The film’s close-up cinematography, framed tightly by the clutter of a typical restaurant storage room, as well as its thoughtfully sporadic score, help the film burrow under your skin, but it’s Zobel’s words that keep it there. His Daniels is the chilliest sort of villain. You don’t know his motivations, but his methodical method of taking notes during the call signals that he’s someone who’s indescribably twisted but also quite good at what he does.
And in Sandra, Zobel’s found an individuals with layer upon layer. Her “Gee, I don’t knows” make you feel for her, make you see her as another victim of sorts in this strange scenario. Yet, her personal feelings toward Becky are made plain in the film’s opening 15 minutes. If she thought something — anything — was remotely off with this Daniels guy, would she end the charade? Probably, but not definitely. It’s Dowd, then, who gives Compliance

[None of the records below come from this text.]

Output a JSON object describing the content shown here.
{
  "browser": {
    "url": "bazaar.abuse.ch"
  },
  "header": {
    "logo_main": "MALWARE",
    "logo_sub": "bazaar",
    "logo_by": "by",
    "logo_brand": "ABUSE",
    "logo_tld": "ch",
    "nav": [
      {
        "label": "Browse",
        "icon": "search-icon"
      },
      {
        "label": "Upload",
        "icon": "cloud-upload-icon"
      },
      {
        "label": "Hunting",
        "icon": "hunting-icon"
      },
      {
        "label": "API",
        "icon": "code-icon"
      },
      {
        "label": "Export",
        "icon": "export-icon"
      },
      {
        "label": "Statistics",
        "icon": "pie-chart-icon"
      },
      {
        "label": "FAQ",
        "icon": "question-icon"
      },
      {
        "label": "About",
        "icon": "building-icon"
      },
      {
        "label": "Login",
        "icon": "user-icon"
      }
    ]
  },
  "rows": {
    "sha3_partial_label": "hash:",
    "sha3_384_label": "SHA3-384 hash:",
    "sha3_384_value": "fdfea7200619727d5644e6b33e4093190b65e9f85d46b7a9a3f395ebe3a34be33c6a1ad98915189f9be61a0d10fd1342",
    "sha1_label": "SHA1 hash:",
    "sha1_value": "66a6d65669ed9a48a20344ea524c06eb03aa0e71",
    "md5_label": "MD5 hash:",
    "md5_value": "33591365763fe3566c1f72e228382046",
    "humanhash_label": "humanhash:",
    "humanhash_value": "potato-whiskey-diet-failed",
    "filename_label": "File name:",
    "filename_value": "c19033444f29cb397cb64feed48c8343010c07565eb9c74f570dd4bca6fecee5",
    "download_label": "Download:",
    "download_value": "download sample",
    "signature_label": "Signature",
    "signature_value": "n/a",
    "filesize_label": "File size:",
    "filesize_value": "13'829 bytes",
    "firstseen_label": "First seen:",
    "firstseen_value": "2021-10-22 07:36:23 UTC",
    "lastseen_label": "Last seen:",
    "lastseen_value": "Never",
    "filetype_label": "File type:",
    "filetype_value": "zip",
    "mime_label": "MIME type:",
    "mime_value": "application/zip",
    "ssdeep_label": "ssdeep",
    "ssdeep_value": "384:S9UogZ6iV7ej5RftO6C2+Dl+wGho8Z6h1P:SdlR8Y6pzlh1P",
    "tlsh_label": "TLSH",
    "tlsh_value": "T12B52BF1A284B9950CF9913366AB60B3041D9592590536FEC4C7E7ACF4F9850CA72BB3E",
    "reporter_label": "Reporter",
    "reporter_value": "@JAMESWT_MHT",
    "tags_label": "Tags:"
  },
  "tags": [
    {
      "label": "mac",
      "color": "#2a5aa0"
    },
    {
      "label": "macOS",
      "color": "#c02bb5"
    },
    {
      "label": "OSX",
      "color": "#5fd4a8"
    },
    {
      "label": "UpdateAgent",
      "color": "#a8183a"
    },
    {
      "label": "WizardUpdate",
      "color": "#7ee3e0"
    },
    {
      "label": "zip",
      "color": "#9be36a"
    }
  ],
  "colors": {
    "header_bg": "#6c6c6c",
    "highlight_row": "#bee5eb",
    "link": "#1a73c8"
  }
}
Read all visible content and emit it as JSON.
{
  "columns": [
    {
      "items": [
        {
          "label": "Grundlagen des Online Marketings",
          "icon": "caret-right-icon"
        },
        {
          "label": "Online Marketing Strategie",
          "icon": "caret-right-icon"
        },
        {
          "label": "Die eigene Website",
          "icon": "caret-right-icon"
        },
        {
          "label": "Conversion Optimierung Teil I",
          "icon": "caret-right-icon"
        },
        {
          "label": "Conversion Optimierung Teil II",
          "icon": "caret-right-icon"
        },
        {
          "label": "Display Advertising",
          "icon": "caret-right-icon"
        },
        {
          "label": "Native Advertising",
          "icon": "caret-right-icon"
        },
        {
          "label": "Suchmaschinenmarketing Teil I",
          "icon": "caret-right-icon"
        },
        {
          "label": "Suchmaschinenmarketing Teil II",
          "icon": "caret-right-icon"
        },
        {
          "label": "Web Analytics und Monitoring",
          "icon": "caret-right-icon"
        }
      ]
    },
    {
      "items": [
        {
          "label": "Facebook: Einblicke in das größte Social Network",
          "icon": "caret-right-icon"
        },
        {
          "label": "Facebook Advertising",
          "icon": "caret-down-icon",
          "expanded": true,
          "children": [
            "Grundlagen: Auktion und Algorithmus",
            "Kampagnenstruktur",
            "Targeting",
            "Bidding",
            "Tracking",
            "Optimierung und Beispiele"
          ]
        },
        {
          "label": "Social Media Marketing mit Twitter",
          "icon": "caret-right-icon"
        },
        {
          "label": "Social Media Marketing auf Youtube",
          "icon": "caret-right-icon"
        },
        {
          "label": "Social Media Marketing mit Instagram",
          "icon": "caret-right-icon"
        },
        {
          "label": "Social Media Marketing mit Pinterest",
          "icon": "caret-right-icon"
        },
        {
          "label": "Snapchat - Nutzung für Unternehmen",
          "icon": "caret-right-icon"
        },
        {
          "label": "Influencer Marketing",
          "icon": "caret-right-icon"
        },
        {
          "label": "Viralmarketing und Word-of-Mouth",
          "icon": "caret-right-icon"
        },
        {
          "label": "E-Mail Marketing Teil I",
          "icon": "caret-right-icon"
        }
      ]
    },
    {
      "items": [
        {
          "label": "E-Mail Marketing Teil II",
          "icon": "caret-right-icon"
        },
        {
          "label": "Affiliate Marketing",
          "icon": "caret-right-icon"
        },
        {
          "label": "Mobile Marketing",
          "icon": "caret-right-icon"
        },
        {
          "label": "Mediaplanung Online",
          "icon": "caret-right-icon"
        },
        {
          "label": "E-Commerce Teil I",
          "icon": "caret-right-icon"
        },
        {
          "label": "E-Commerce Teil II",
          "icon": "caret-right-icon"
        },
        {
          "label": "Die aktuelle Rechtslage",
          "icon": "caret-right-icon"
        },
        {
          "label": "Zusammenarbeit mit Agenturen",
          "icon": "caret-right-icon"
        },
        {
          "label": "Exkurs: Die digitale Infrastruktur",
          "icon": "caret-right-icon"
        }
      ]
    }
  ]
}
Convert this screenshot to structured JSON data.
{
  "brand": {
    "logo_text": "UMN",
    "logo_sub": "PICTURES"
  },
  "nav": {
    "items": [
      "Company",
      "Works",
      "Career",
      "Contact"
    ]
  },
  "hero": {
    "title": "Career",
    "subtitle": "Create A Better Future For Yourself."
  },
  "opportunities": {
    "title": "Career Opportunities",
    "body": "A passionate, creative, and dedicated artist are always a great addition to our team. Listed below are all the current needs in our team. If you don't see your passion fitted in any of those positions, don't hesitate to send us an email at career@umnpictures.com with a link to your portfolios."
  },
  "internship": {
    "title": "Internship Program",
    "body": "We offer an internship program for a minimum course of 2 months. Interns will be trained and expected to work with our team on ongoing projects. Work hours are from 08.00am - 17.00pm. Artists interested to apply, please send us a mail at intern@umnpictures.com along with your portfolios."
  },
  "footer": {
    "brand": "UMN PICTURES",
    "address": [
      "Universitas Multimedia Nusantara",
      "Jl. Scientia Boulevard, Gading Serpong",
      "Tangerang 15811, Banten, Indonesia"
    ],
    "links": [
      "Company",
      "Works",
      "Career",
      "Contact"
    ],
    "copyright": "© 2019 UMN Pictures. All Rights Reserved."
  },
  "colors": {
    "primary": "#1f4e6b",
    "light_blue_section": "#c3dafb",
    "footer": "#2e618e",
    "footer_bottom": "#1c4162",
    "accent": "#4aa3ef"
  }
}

‘s finest, most nuanced performance. The film might be too small for end-of-year awards consideration, but should it hang on and earn her a nomination of some kind, it’d be incredibly well-deserved.
The rest of the performances are serviceable, but nothing special. It should be pointed out that Walker has the unenviable job of spending most of this film nude. Zobel’s camera, though, isn’t interested in exploiting her. Despite the lurid nature of the subject matter, actual nudity in the film is kept to a minimum (in most scenes, she’s covered up with an apron).
There will be those who can’t watch Compliance
because it’s too distressing, and it’s probably not the kind of film anyone — not even a strong admirer of the film like myself — will want to take in more than once. The film’s voyeuristic quality is, at times, overwhelming, and as far as faults go, this discomfort is topped only by the patness of the film’s final 15 minutes.
On the whole, though, Compliance
is a success despite not being the feel-good story of the year. It’s more an indictment of certain facets of human nature than an ultimately uplifting cautionary tale. But the way second-time director Zobel brings such a strong cinematic touch to this bizarre true story is mighty impressive.